Governments sharing their information online is not only interesting for the hacker community or former consumers now emancipated from the fetters of Falcon Crest, it also adds up to large number of data that can be used in what is considered to be the next major iteration of the World Wide Web: the semantic web. Sir Tim Berners-Lee, the father of the World Wide Web has in an online draft stipulated a rating system for how data can contribute in a web of data. The web as we know it is made up from document linked through URLs, but what if it can also contain data. If you want to see how document and data function differently you can try to compare Google to Wolfram Alpha, the latter being a search engine presenting the results based on data while Google’s page rank engine gives you results according to the textual information on a page and its keywords.

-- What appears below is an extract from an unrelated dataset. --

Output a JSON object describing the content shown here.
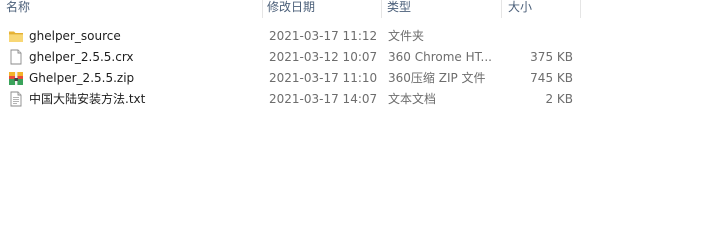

If you are interested in the subject I have added my literature below. Please note that web links are not included in these files. If you have any books you recommend that are not on the list below please post the reference to them in the comment field.
The illustrative photo, where none of the books are those mentioned in this chapter is licensed under Creative Commons by Sanford Kearns and found on Flickr. Please refer to the link for more information.